Also, did you notice something? I wrote it out on paper. Brings back memories,doesn’t it?One more thing- happy birthday! I never forgot. I just couldn’t bring myself to face you before. Now that I’m dying though,I May never have to. A coward to the last,ain’t I? 

Your forgiveness will be my solace. You don’t need to say anything. Forgive me from your heart and I will know. 

Love,

Alicia.

I walked as fast as I could to a drawer,my rheumatism making it all the more difficult. I took out a small,faded piece of paper,the writing so faint that you could hardly comprehend what was written on it. It said “I’m sorry that I shouted at you. I’m sorry for my behaviour. I miss you. Let’s be friends again?” She would always write me a letter,every time she wanted to apologise. I burnt all of them when she left. I couldn’t burn this one. It was her last to me,a memory of our friendship.I would imagine her sad,stricken face every time. I could never find the heart to do so. 

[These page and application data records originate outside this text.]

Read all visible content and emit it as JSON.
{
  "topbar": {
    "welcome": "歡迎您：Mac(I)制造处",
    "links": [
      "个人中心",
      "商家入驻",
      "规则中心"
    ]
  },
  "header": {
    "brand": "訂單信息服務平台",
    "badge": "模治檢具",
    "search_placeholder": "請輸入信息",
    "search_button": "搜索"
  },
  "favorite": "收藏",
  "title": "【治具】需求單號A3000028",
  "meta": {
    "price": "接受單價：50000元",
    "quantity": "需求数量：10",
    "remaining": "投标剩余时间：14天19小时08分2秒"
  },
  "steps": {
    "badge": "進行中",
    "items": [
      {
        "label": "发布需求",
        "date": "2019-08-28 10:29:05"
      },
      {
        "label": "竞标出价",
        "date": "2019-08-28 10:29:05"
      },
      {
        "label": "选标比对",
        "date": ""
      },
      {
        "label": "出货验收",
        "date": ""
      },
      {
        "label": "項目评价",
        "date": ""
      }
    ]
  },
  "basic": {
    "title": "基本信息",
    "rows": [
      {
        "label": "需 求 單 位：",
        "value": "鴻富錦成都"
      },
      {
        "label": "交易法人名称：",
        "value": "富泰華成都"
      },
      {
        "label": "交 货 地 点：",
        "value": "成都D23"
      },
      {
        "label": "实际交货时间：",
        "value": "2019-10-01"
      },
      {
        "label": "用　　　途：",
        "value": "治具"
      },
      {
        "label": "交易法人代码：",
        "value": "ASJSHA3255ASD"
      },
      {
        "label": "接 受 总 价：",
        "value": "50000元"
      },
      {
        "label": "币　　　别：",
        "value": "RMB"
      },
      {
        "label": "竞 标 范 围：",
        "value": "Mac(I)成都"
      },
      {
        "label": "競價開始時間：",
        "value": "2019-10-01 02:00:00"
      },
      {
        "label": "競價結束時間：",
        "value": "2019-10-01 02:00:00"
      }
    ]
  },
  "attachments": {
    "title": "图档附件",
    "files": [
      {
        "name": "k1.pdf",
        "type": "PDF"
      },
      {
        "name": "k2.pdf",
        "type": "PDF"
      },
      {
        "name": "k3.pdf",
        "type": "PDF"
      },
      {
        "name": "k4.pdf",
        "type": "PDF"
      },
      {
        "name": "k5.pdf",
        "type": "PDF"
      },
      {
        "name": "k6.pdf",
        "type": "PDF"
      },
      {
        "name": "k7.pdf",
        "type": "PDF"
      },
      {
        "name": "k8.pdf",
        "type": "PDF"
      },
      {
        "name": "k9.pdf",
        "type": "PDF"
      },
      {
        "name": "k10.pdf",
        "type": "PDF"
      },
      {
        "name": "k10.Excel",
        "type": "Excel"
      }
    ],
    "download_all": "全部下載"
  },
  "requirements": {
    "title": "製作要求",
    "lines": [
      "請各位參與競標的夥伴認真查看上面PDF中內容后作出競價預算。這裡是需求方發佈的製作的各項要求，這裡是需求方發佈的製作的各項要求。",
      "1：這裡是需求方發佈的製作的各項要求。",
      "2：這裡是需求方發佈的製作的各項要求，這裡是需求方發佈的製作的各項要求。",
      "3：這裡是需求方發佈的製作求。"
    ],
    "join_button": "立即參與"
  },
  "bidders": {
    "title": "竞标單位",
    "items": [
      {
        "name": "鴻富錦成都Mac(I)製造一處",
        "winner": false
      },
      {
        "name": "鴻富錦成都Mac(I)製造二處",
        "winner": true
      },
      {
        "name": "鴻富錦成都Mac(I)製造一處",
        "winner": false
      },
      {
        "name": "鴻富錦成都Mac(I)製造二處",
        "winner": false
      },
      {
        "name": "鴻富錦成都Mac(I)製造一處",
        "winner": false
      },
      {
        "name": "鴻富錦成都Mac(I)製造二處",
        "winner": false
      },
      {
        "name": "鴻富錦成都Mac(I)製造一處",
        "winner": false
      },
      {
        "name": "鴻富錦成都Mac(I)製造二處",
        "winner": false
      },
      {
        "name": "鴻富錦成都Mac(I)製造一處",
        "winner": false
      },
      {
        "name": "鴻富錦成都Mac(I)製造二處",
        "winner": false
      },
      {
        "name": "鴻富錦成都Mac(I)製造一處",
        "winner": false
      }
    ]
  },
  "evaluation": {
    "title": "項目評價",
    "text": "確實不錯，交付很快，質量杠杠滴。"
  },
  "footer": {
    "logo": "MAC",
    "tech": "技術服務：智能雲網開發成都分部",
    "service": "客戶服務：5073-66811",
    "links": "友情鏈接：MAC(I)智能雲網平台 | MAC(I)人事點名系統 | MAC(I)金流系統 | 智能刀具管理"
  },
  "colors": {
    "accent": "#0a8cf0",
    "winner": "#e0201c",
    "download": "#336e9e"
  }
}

Today,despite all the new fangled gadgets which people used to communicate with one another,my best friend had written me a letter. A letter using paper and pen,just like old times. 

A tear rolled down my cheek. She wrote me a letter. That spoke volumes of our friendship and its bond,which tied us together till she left the world,peacefully. 

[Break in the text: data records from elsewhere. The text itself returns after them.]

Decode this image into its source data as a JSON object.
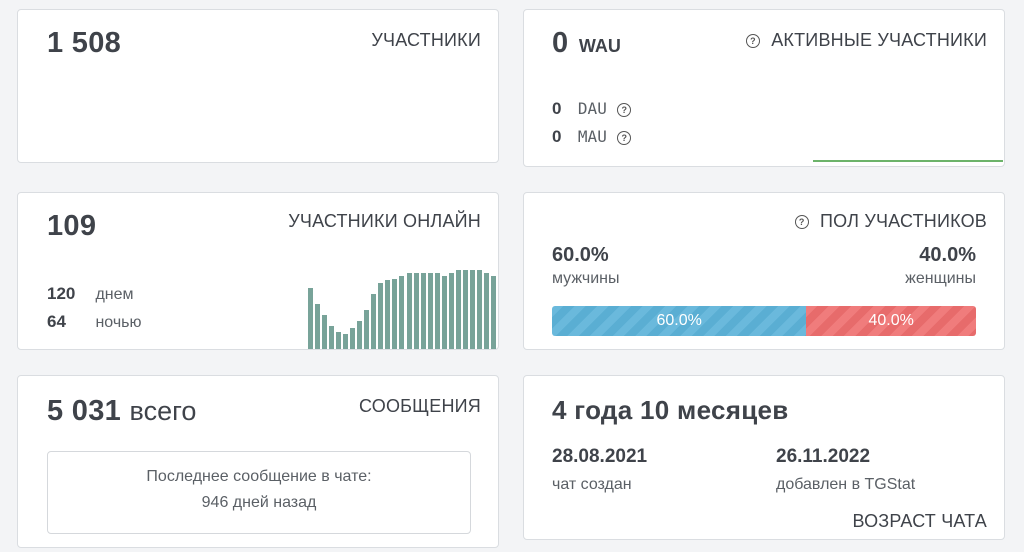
{
  "members": {
    "count": "1 508",
    "title": "УЧАСТНИКИ"
  },
  "active": {
    "count": "0",
    "unit": "WAU",
    "title": "АКТИВНЫЕ УЧАСТНИКИ",
    "dau_value": "0",
    "dau_label": "DAU",
    "mau_value": "0",
    "mau_label": "MAU",
    "sparkline_color": "#6cb36a"
  },
  "online": {
    "count": "109",
    "title": "УЧАСТНИКИ ОНЛАЙН",
    "day_value": "120",
    "day_label": "днем",
    "night_value": "64",
    "night_label": "ночью",
    "bar_color": "#78a399",
    "hourly_bars": [
      0.65,
      0.48,
      0.36,
      0.24,
      0.18,
      0.16,
      0.22,
      0.3,
      0.42,
      0.58,
      0.7,
      0.73,
      0.75,
      0.78,
      0.81,
      0.81,
      0.81,
      0.81,
      0.81,
      0.78,
      0.81,
      0.84,
      0.84,
      0.84,
      0.84,
      0.81,
      0.78
    ]
  },
  "gender": {
    "title": "ПОЛ УЧАСТНИКОВ",
    "male_percent": "60.0%",
    "male_label": "мужчины",
    "female_percent": "40.0%",
    "female_label": "женщины",
    "male_share": 0.6,
    "male_bar_label": "60.0%",
    "female_bar_label": "40.0%",
    "male_color": "#6ab9dc",
    "female_color": "#f07c7c"
  },
  "messages": {
    "count": "5 031",
    "suffix": "всего",
    "title": "СООБЩЕНИЯ",
    "last_line1": "Последнее сообщение в чате:",
    "last_line2": "946 дней назад"
  },
  "age": {
    "value": "4 года 10 месяцев",
    "created_date": "28.08.2021",
    "created_label": "чат создан",
    "added_date": "26.11.2022",
    "added_label": "добавлен в TGStat",
    "title": "ВОЗРАСТ ЧАТА"
  }
}
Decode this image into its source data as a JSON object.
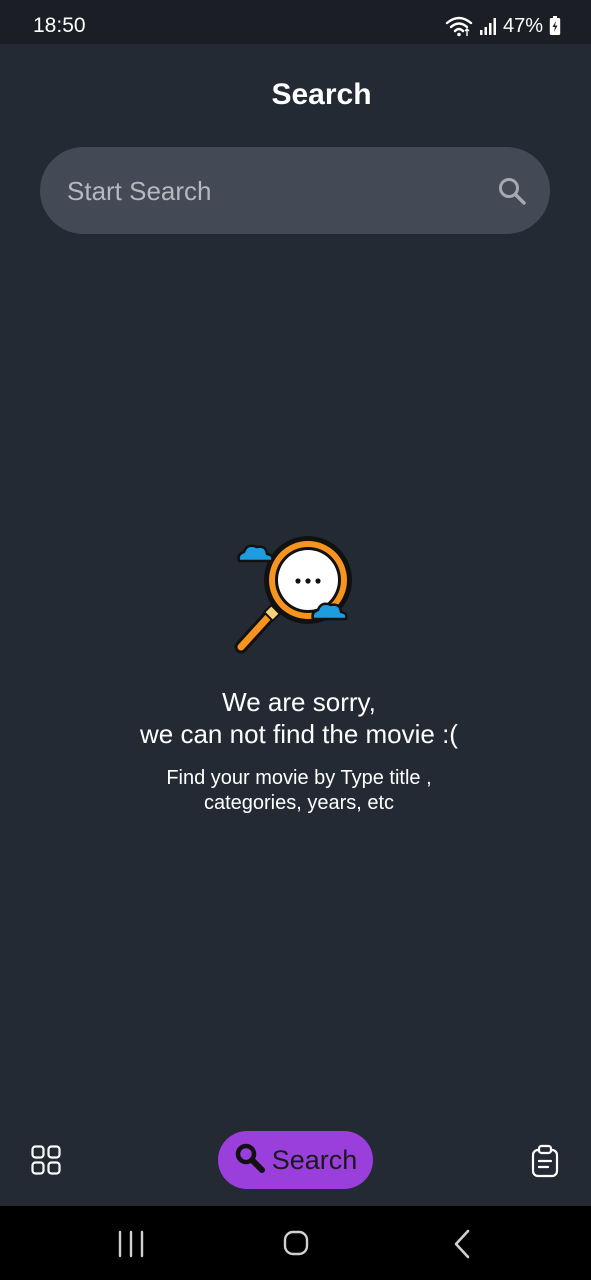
{
  "status_bar": {
    "time": "18:50",
    "battery": "47%",
    "icons": [
      "wifi-icon",
      "signal-icon",
      "battery-charging-icon"
    ]
  },
  "header": {
    "title": "Search"
  },
  "search": {
    "placeholder": "Start Search",
    "value": "",
    "icon": "search-icon"
  },
  "empty_state": {
    "illustration": "magnifier-clouds-illustration",
    "title_line1": "We are sorry,",
    "title_line2": "we can not find the movie :(",
    "subtitle_line1": "Find your movie by Type title ,",
    "subtitle_line2": "categories, years, etc"
  },
  "bottom_nav": {
    "items": [
      {
        "icon": "grid-icon",
        "label": ""
      },
      {
        "icon": "search-icon",
        "label": "Search"
      },
      {
        "icon": "clipboard-icon",
        "label": ""
      }
    ],
    "active_color": "#9b3fdc"
  },
  "system_nav": {
    "icons": [
      "recent-apps-icon",
      "home-icon",
      "back-icon"
    ]
  },
  "colors": {
    "background": "#242a33",
    "status_bar": "#1b1f25",
    "search_field": "#434a55",
    "accent": "#9b3fdc",
    "illustration_orange": "#f7941d",
    "illustration_blue": "#1e9ce0"
  }
}
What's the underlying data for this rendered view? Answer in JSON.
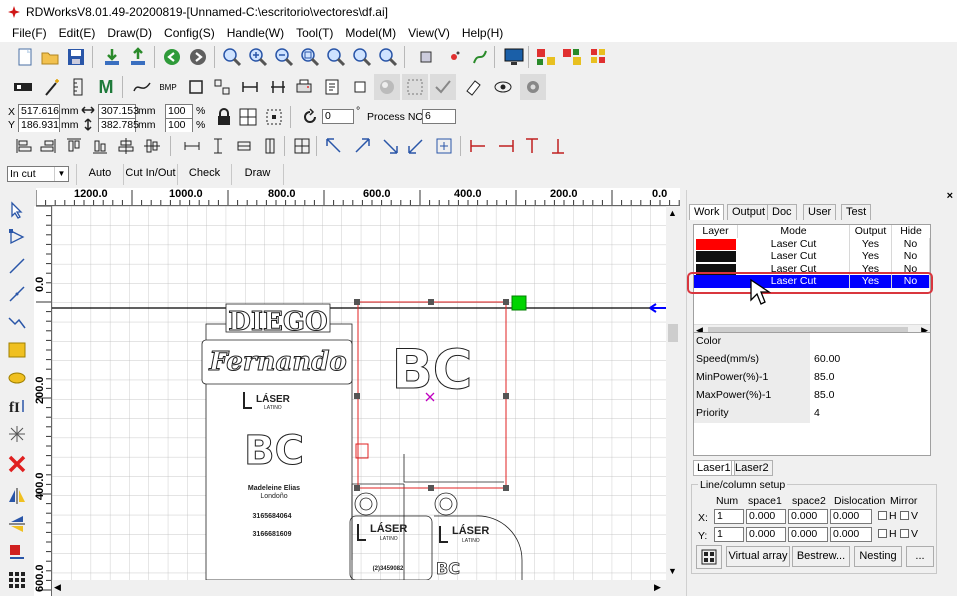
{
  "window": {
    "title": "RDWorksV8.01.49-20200819-[Unnamed-C:\\escritorio\\vectores\\df.ai]"
  },
  "menu": [
    "File(F)",
    "Edit(E)",
    "Draw(D)",
    "Config(S)",
    "Handle(W)",
    "Tool(T)",
    "Model(M)",
    "View(V)",
    "Help(H)"
  ],
  "position": {
    "x_label": "X",
    "y_label": "Y",
    "x_value": "517.616",
    "y_value": "186.931",
    "unit": "mm",
    "width_value": "307.153",
    "height_value": "382.785",
    "scale_x": "100",
    "scale_y": "100",
    "percent": "%",
    "rotate_value": "0",
    "degree": "°",
    "process_label": "Process NO:",
    "process_value": "6"
  },
  "cutbar": {
    "mode_select": "In cut",
    "auto": "Auto",
    "cut_in_out": "Cut In/Out",
    "check": "Check",
    "draw": "Draw"
  },
  "ruler": {
    "top": [
      "1200.0",
      "1000.0",
      "800.0",
      "600.0",
      "400.0",
      "200.0",
      "0.0"
    ],
    "left": [
      "0.0",
      "200.0",
      "400.0",
      "600.0"
    ]
  },
  "design": {
    "diego": "DIEGO",
    "fernando": "Fernando",
    "laser": "LÁSER",
    "latino": "LATINO",
    "bc": "BC",
    "name1": "Madeleine Elias",
    "name2": "Londoño",
    "phone1": "3165684064",
    "phone2": "3166681609",
    "code": "(2)3459082"
  },
  "panel": {
    "tabs": [
      "Work",
      "Output",
      "Doc",
      "User",
      "Test"
    ],
    "layer_headers": [
      "Layer",
      "Mode",
      "Output",
      "Hide"
    ],
    "layers": [
      {
        "color": "#ff0000",
        "mode": "Laser Cut",
        "output": "Yes",
        "hide": "No"
      },
      {
        "color": "#101010",
        "mode": "Laser Cut",
        "output": "Yes",
        "hide": "No"
      },
      {
        "color": "#101010",
        "mode": "Laser Cut",
        "output": "Yes",
        "hide": "No"
      },
      {
        "color": "#0000ff",
        "mode": "Laser Cut",
        "output": "Yes",
        "hide": "No"
      }
    ],
    "props": [
      {
        "k": "Color",
        "v": ""
      },
      {
        "k": "Speed(mm/s)",
        "v": "60.00"
      },
      {
        "k": "MinPower(%)-1",
        "v": "85.0"
      },
      {
        "k": "MaxPower(%)-1",
        "v": "85.0"
      },
      {
        "k": "Priority",
        "v": "4"
      }
    ],
    "prop_color": "#0000ff",
    "laser_tabs": [
      "Laser1",
      "Laser2"
    ],
    "linecol": {
      "title": "Line/column setup",
      "num": "Num",
      "space1": "space1",
      "space2": "space2",
      "dislocation": "Dislocation",
      "mirror": "Mirror",
      "x": "X:",
      "y": "Y:",
      "x_num": "1",
      "x_s1": "0.000",
      "x_s2": "0.000",
      "x_dis": "0.000",
      "y_num": "1",
      "y_s1": "0.000",
      "y_s2": "0.000",
      "y_dis": "0.000",
      "h": "H",
      "v": "V"
    },
    "buttons": {
      "virtual": "Virtual array",
      "bestrew": "Bestrew...",
      "nesting": "Nesting",
      "more": "..."
    }
  },
  "colors": {
    "accent_red": "#d9363e",
    "selected_blue": "#0000ff"
  }
}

That was the last thought in my mind when I saw her,lying  on a hospital bed,almost as if she were asleep. Her face was calm and serene. There was an understanding on it as if she knew,even though I couldn’t reach her before her eyes closed forever,that I had forgiven her. 

<a href=”https://dailypost.wordpress.com/prompts/paper/”>Paper</a&gt;

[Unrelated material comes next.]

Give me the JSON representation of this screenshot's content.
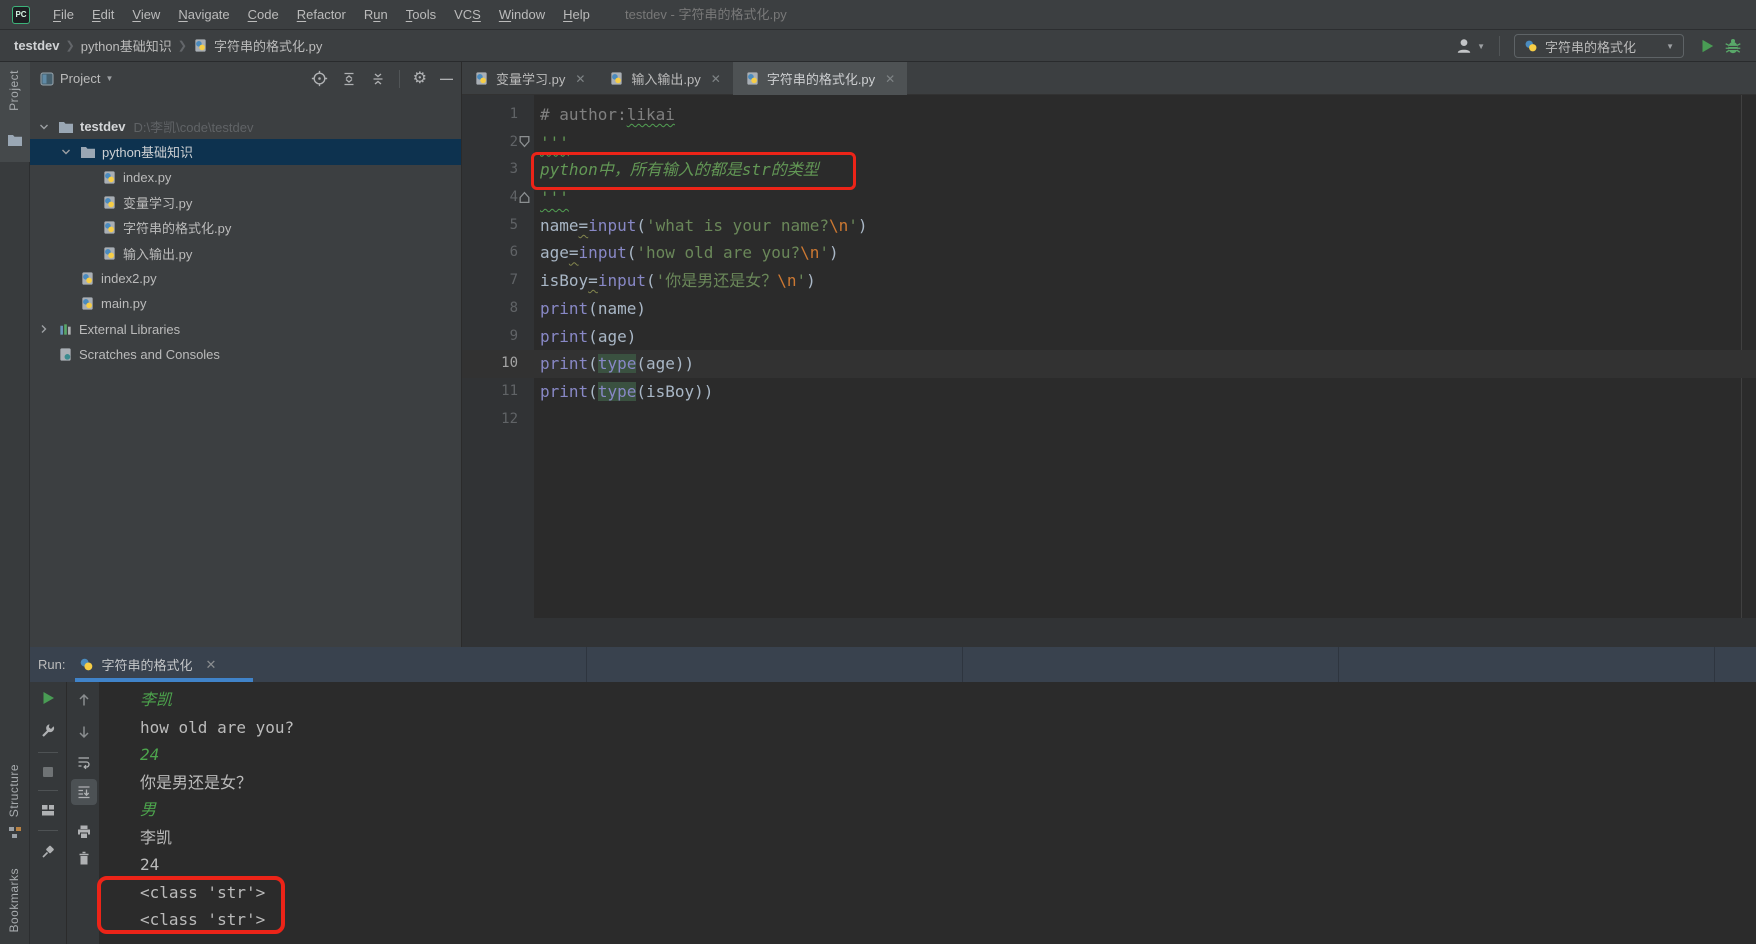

The one time I was happy that I had meddled in someone else’s business

The boy next door seemed a shady and suspicious character. There were rumours about him at school that he was slightly touched in the head. 

Someone claimed that he saw the receipt of a psychiatrist in his bag. He did nothing to refute these rumours. He went about morose and sullen,ignoring everybody and everything. 
Sometimes,I wondered if he really even existed in this world. Most of the time,he seemed to be in some space of his own. 
One evening,through the blinds of my bedroom window,I saw a police officer knock on their door. My interest piqued and I watched quietly as the boy opened the door. He invited the sergeant inside. 
When the clock struck ten,I realised that the sergeant hadn’t come out of the house. As far as I knew,the boy’s parents were at work and didn’t return till late into the night. Coincidentally,I was all alone at my place so I couldn’t confide my fears in anyone. 
I was very concerned about the well being of the gentleman. Horrible thoughts about the boy’s madness started circulating through my brain until I knew no peace. 
Finally,I decided to check it out. I armed myself with a mop (do not blame me,there was nothing else around) and headed to their door. I rang the bell and waited like a frightened deer,ready to run at the slightest hint of a struggle. 
Imagine my shock when the door was opened by the police officer himself! My mop fell with a plonk on the door step as I suddenly lost my grip on the handle. He looked quite surprised to see me and asked the boy if he had invited someone over. 
The boy mutely motioned with a shake of his head that he hadn’t. Then started one of the most uncomfortable cross questionings that I could ever imagine. I hung my head out of embarrassment and shame. I came out with the whole story. 
I had expected shock,rage,anger,infuriation and a complaint to my parents,at the prospect of which my heart quailed. What I DID NOT expect was for the boy to start laughing. 
I never even knew that he was capable of doing so and that shocked me more than his response to the present predicament. He found my muddle headedness and opinions FUNNY. I thanked god that the fellow had such a queer sense of humour. 
The police officer was the boy’s relative who waiting to meet his parents. As for the boy’s funny behaviour at school- he explained that he was not demented,he was just absurdly shy. He was still chortling when he accompanied me to the door. 
Next day morning,he was standing on my doorstep,offering to accompany me to school. Today,he is my best friend. That was the first and the last time I was happy that I had meddled in someone else’s business! 
<a href=”https://dailypost.wordpress.com/prompts/meddle/”>Meddle</a>&nbsp;